**What you need to do:** Reproduce the records that follow without alteration, apart from removing the pictures.

:: The records

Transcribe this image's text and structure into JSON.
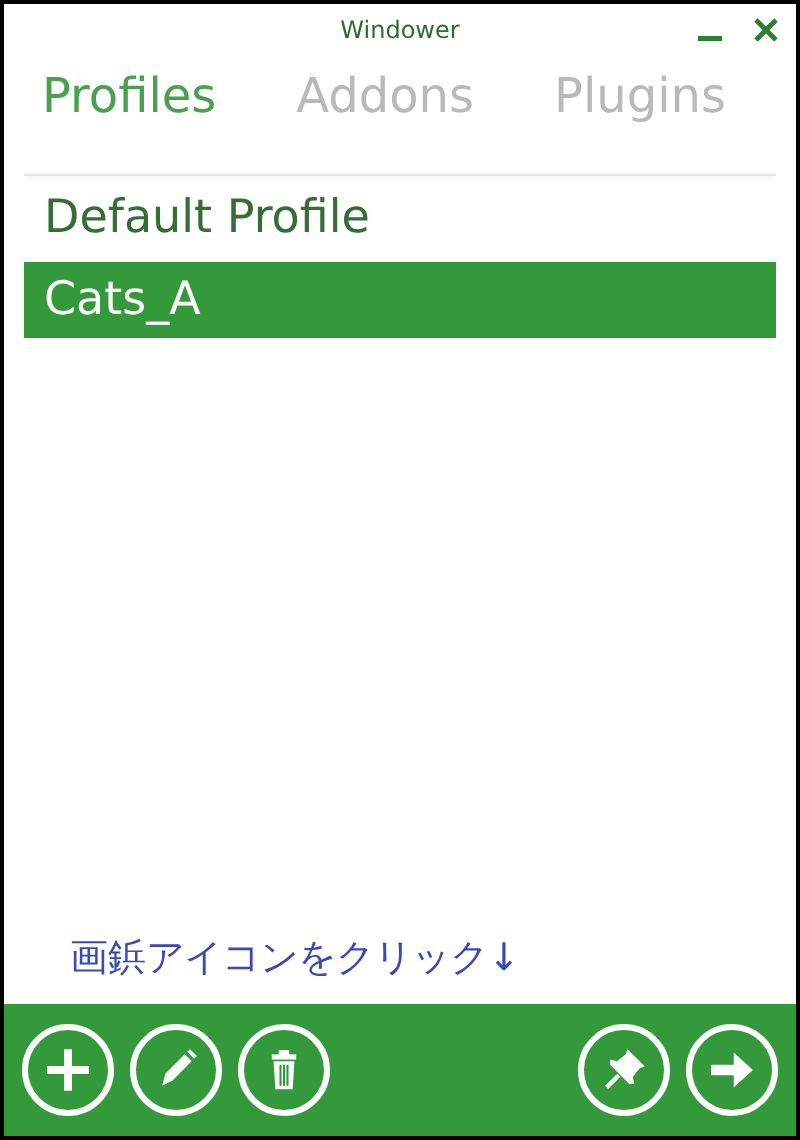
{
  "window": {
    "title": "Windower",
    "controls": [
      {
        "kind": "minimize"
      },
      {
        "kind": "close"
      }
    ]
  },
  "tabs": [
    {
      "label": "Profiles",
      "selected": true
    },
    {
      "label": "Addons",
      "selected": false
    },
    {
      "label": "Plugins",
      "selected": false
    }
  ],
  "profiles": [
    {
      "name": "Default Profile",
      "selected": false
    },
    {
      "name": "Cats_A",
      "selected": true
    }
  ],
  "note": "画鋲アイコンをクリック↓",
  "toolbar": {
    "left": [
      {
        "kind": "add"
      },
      {
        "kind": "edit"
      },
      {
        "kind": "delete"
      }
    ],
    "right": [
      {
        "kind": "pin"
      },
      {
        "kind": "next"
      }
    ]
  }
}
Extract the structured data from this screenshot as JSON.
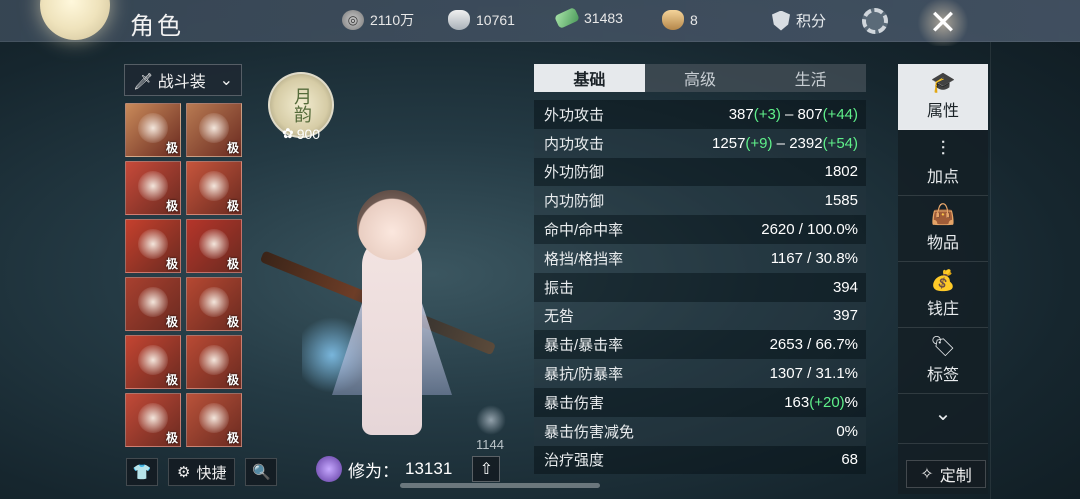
{
  "header": {
    "title": "角色",
    "resources": [
      {
        "icon": "coin-icon",
        "value": "2110万"
      },
      {
        "icon": "silver-ingot-icon",
        "value": "10761"
      },
      {
        "icon": "jade-icon",
        "value": "31483"
      },
      {
        "icon": "gold-ingot-icon",
        "value": "8"
      }
    ],
    "points_label": "积分"
  },
  "left_panel": {
    "outfit_label": "战斗装",
    "equipment": [
      {
        "slot": "accessory-chain",
        "tier": "极",
        "color": "#c98a5a"
      },
      {
        "slot": "blade",
        "tier": "极",
        "color": "#b87a52"
      },
      {
        "slot": "portrait",
        "tier": "极",
        "color": "#c74a3a"
      },
      {
        "slot": "white-flower",
        "tier": "极",
        "color": "#c6553c"
      },
      {
        "slot": "robe",
        "tier": "极",
        "color": "#c5402d"
      },
      {
        "slot": "sleeve",
        "tier": "极",
        "color": "#b5352a"
      },
      {
        "slot": "belt",
        "tier": "极",
        "color": "#a8402f"
      },
      {
        "slot": "bracelet",
        "tier": "极",
        "color": "#b54832"
      },
      {
        "slot": "skirt",
        "tier": "极",
        "color": "#c44532"
      },
      {
        "slot": "ring",
        "tier": "极",
        "color": "#b94a34"
      },
      {
        "slot": "boots",
        "tier": "极",
        "color": "#c24a38"
      },
      {
        "slot": "pendant",
        "tier": "极",
        "color": "#b9523a"
      }
    ],
    "quick_label": "快捷"
  },
  "badge": {
    "text": "月韵",
    "score": "900"
  },
  "character": {
    "power": "1144"
  },
  "cultivation": {
    "label": "修为：",
    "value": "13131"
  },
  "stats": {
    "tabs": [
      "基础",
      "高级",
      "生活"
    ],
    "active_tab": 0,
    "rows": [
      {
        "name": "外功攻击",
        "parts": [
          [
            "387",
            ""
          ],
          [
            "(+3)",
            "g"
          ],
          [
            " – 807",
            ""
          ],
          [
            "(+44)",
            "g"
          ]
        ]
      },
      {
        "name": "内功攻击",
        "parts": [
          [
            "1257",
            ""
          ],
          [
            "(+9)",
            "g"
          ],
          [
            " – 2392",
            ""
          ],
          [
            "(+54)",
            "g"
          ]
        ]
      },
      {
        "name": "外功防御",
        "parts": [
          [
            "1802",
            ""
          ]
        ]
      },
      {
        "name": "内功防御",
        "parts": [
          [
            "1585",
            ""
          ]
        ]
      },
      {
        "name": "命中/命中率",
        "parts": [
          [
            "2620 / 100.0%",
            ""
          ]
        ]
      },
      {
        "name": "格挡/格挡率",
        "parts": [
          [
            "1167 / 30.8%",
            ""
          ]
        ]
      },
      {
        "name": "振击",
        "parts": [
          [
            "394",
            ""
          ]
        ]
      },
      {
        "name": "无咎",
        "parts": [
          [
            "397",
            ""
          ]
        ]
      },
      {
        "name": "暴击/暴击率",
        "parts": [
          [
            "2653 / 66.7%",
            ""
          ]
        ]
      },
      {
        "name": "暴抗/防暴率",
        "parts": [
          [
            "1307 / 31.1%",
            ""
          ]
        ]
      },
      {
        "name": "暴击伤害",
        "parts": [
          [
            "163",
            ""
          ],
          [
            "(+20)",
            "g"
          ],
          [
            "%",
            ""
          ]
        ]
      },
      {
        "name": "暴击伤害减免",
        "parts": [
          [
            "0%",
            ""
          ]
        ]
      },
      {
        "name": "治疗强度",
        "parts": [
          [
            "68",
            ""
          ]
        ]
      }
    ]
  },
  "right_nav": {
    "items": [
      {
        "label": "属性",
        "icon": "mortarboard-icon",
        "glyph": "🎓",
        "active": true
      },
      {
        "label": "加点",
        "icon": "sliders-icon",
        "glyph": "⫶",
        "active": false
      },
      {
        "label": "物品",
        "icon": "bag-icon",
        "glyph": "👜",
        "active": false
      },
      {
        "label": "钱庄",
        "icon": "money-bag-icon",
        "glyph": "💰",
        "active": false
      },
      {
        "label": "标签",
        "icon": "tag-icon",
        "glyph": "🏷",
        "active": false
      }
    ],
    "custom_label": "定制"
  }
}
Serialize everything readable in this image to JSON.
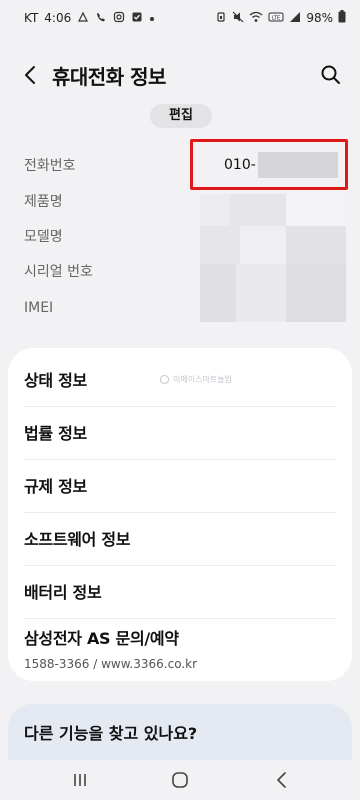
{
  "status_bar": {
    "carrier": "KT",
    "time": "4:06",
    "battery": "98%",
    "icons_left": [
      "notification-icon",
      "call-icon",
      "instagram-icon",
      "checkbox-icon",
      "dot-icon"
    ],
    "icons_right": [
      "alarm-icon",
      "mute-icon",
      "wifi-icon",
      "volte-icon",
      "signal-icon"
    ]
  },
  "header": {
    "title": "휴대전화 정보",
    "back_icon": "chevron-left-icon",
    "search_icon": "search-icon"
  },
  "edit_label": "편집",
  "info": {
    "rows": [
      {
        "label": "전화번호"
      },
      {
        "label": "제품명"
      },
      {
        "label": "모델명"
      },
      {
        "label": "시리얼 번호"
      },
      {
        "label": "IMEI"
      }
    ],
    "phone_prefix": "010-"
  },
  "watermark": "이메이스마트놀업",
  "menu": [
    {
      "label": "상태 정보"
    },
    {
      "label": "법률 정보"
    },
    {
      "label": "규제 정보"
    },
    {
      "label": "소프트웨어 정보"
    },
    {
      "label": "배터리 정보"
    },
    {
      "label": "삼성전자 AS 문의/예약",
      "sub": "1588-3366 / www.3366.co.kr"
    }
  ],
  "bottom_card": {
    "title": "다른 기능을 찾고 있나요?"
  },
  "colors": {
    "background": "#f2f2f4",
    "card": "#ffffff",
    "highlight": "#e01818",
    "bottom_card": "#e4e9f2"
  },
  "nav_bar": [
    "recents-icon",
    "home-icon",
    "back-icon"
  ]
}
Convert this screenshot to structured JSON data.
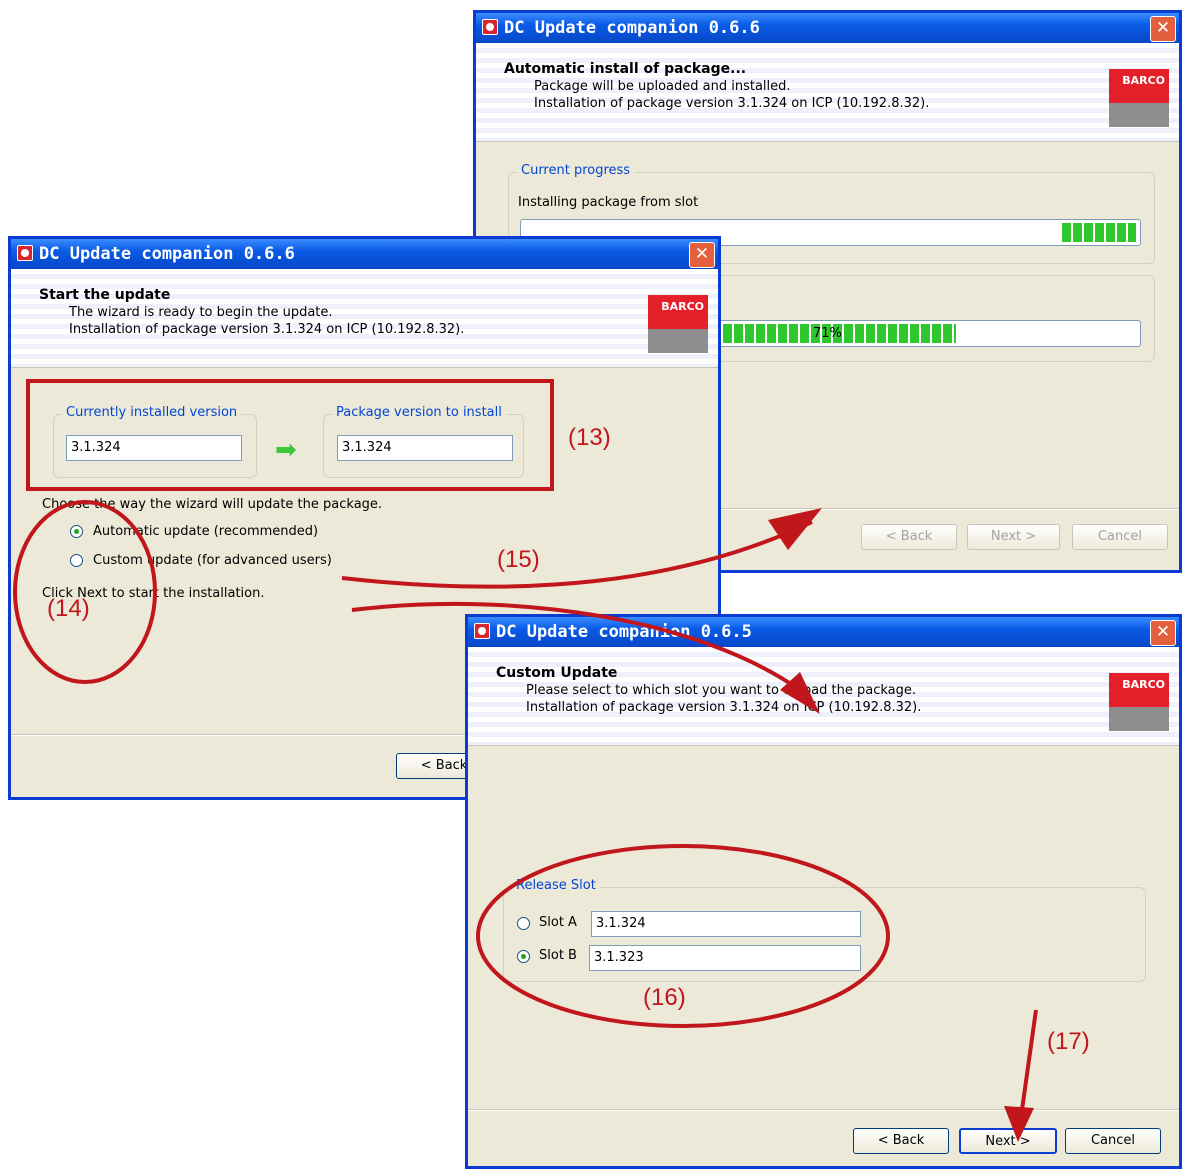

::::

**Task answer:**
Transcribe this image's text and structure into JSON.
{
  "window": {
    "title": "Windower",
    "controls": [
      {
        "kind": "minimize"
      },
      {
        "kind": "close"
      }
    ]
  },
  "tabs": [
    {
      "label": "Profiles",
      "selected": true
    },
    {
      "label": "Addons",
      "selected": false
    },
    {
      "label": "Plugins",
      "selected": false
    }
  ],
  "profiles": [
    {
      "name": "Default Profile",
      "selected": false
    },
    {
      "name": "Cats_A",
      "selected": true
    }
  ],
  "note": "画鋲アイコンをクリック↓",
  "toolbar": {
    "left": [
      {
        "kind": "add"
      },
      {
        "kind": "edit"
      },
      {
        "kind": "delete"
      }
    ],
    "right": [
      {
        "kind": "pin"
      },
      {
        "kind": "next"
      }
    ]
  }
}
Extract the structured data from this screenshot as JSON.
{
  "header": {
    "title": "角色",
    "resources": [
      {
        "icon": "coin-icon",
        "value": "2110万"
      },
      {
        "icon": "silver-ingot-icon",
        "value": "10761"
      },
      {
        "icon": "jade-icon",
        "value": "31483"
      },
      {
        "icon": "gold-ingot-icon",
        "value": "8"
      }
    ],
    "points_label": "积分"
  },
  "left_panel": {
    "outfit_label": "战斗装",
    "equipment": [
      {
        "slot": "accessory-chain",
        "tier": "极",
        "color": "#c98a5a"
      },
      {
        "slot": "blade",
        "tier": "极",
        "color": "#b87a52"
      },
      {
        "slot": "portrait",
        "tier": "极",
        "color": "#c74a3a"
      },
      {
        "slot": "white-flower",
        "tier": "极",
        "color": "#c6553c"
      },
      {
        "slot": "robe",
        "tier": "极",
        "color": "#c5402d"
      },
      {
        "slot": "sleeve",
        "tier": "极",
        "color": "#b5352a"
      },
      {
        "slot": "belt",
        "tier": "极",
        "color": "#a8402f"
      },
      {
        "slot": "bracelet",
        "tier": "极",
        "color": "#b54832"
      },
      {
        "slot": "skirt",
        "tier": "极",
        "color": "#c44532"
      },
      {
        "slot": "ring",
        "tier": "极",
        "color": "#b94a34"
      },
      {
        "slot": "boots",
        "tier": "极",
        "color": "#c24a38"
      },
      {
        "slot": "pendant",
        "tier": "极",
        "color": "#b9523a"
      }
    ],
    "quick_label": "快捷"
  },
  "badge": {
    "text": "月韵",
    "score": "900"
  },
  "character": {
    "power": "1144"
  },
  "cultivation": {
    "label": "修为：",
    "value": "13131"
  },
  "stats": {
    "tabs": [
      "基础",
      "高级",
      "生活"
    ],
    "active_tab": 0,
    "rows": [
      {
        "name": "外功攻击",
        "parts": [
          [
            "387",
            ""
          ],
          [
            "(+3)",
            "g"
          ],
          [
            " – 807",
            ""
          ],
          [
            "(+44)",
            "g"
          ]
        ]
      },
      {
        "name": "内功攻击",
        "parts": [
          [
            "1257",
            ""
          ],
          [
            "(+9)",
            "g"
          ],
          [
            " – 2392",
            ""
          ],
          [
            "(+54)",
            "g"
          ]
        ]
      },
      {
        "name": "外功防御",
        "parts": [
          [
            "1802",
            ""
          ]
        ]
      },
      {
        "name": "内功防御",
        "parts": [
          [
            "1585",
            ""
          ]
        ]
      },
      {
        "name": "命中/命中率",
        "parts": [
          [
            "2620 / 100.0%",
            ""
          ]
        ]
      },
      {
        "name": "格挡/格挡率",
        "parts": [
          [
            "1167 / 30.8%",
            ""
          ]
        ]
      },
      {
        "name": "振击",
        "parts": [
          [
            "394",
            ""
          ]
        ]
      },
      {
        "name": "无咎",
        "parts": [
          [
            "397",
            ""
          ]
        ]
      },
      {
        "name": "暴击/暴击率",
        "parts": [
          [
            "2653 / 66.7%",
            ""
          ]
        ]
      },
      {
        "name": "暴抗/防暴率",
        "parts": [
          [
            "1307 / 31.1%",
            ""
          ]
        ]
      },
      {
        "name": "暴击伤害",
        "parts": [
          [
            "163",
            ""
          ],
          [
            "(+20)",
            "g"
          ],
          [
            "%",
            ""
          ]
        ]
      },
      {
        "name": "暴击伤害减免",
        "parts": [
          [
            "0%",
            ""
          ]
        ]
      },
      {
        "name": "治疗强度",
        "parts": [
          [
            "68",
            ""
          ]
        ]
      }
    ]
  },
  "right_nav": {
    "items": [
      {
        "label": "属性",
        "icon": "mortarboard-icon",
        "glyph": "🎓",
        "active": true
      },
      {
        "label": "加点",
        "icon": "sliders-icon",
        "glyph": "⫶",
        "active": false
      },
      {
        "label": "物品",
        "icon": "bag-icon",
        "glyph": "👜",
        "active": false
      },
      {
        "label": "钱庄",
        "icon": "money-bag-icon",
        "glyph": "💰",
        "active": false
      },
      {
        "label": "标签",
        "icon": "tag-icon",
        "glyph": "🏷",
        "active": false
      }
    ],
    "custom_label": "定制"
  }
}
Serialize everything readable in this image to JSON.
{
  "status_bar": {
    "carrier": "KT",
    "time": "4:06",
    "battery": "98%",
    "icons_left": [
      "notification-icon",
      "call-icon",
      "instagram-icon",
      "checkbox-icon",
      "dot-icon"
    ],
    "icons_right": [
      "alarm-icon",
      "mute-icon",
      "wifi-icon",
      "volte-icon",
      "signal-icon"
    ]
  },
  "header": {
    "title": "휴대전화 정보",
    "back_icon": "chevron-left-icon",
    "search_icon": "search-icon"
  },
  "edit_label": "편집",
  "info": {
    "rows": [
      {
        "label": "전화번호"
      },
      {
        "label": "제품명"
      },
      {
        "label": "모델명"
      },
      {
        "label": "시리얼 번호"
      },
      {
        "label": "IMEI"
      }
    ],
    "phone_prefix": "010-"
  },
  "watermark": "이메이스마트놀업",
  "menu": [
    {
      "label": "상태 정보"
    },
    {
      "label": "법률 정보"
    },
    {
      "label": "규제 정보"
    },
    {
      "label": "소프트웨어 정보"
    },
    {
      "label": "배터리 정보"
    },
    {
      "label": "삼성전자 AS 문의/예약",
      "sub": "1588-3366 / www.3366.co.kr"
    }
  ],
  "bottom_card": {
    "title": "다른 기능을 찾고 있나요?"
  },
  "colors": {
    "background": "#f2f2f4",
    "card": "#ffffff",
    "highlight": "#e01818",
    "bottom_card": "#e4e9f2"
  },
  "nav_bar": [
    "recents-icon",
    "home-icon",
    "back-icon"
  ]
}
Convert this screenshot to structured JSON data.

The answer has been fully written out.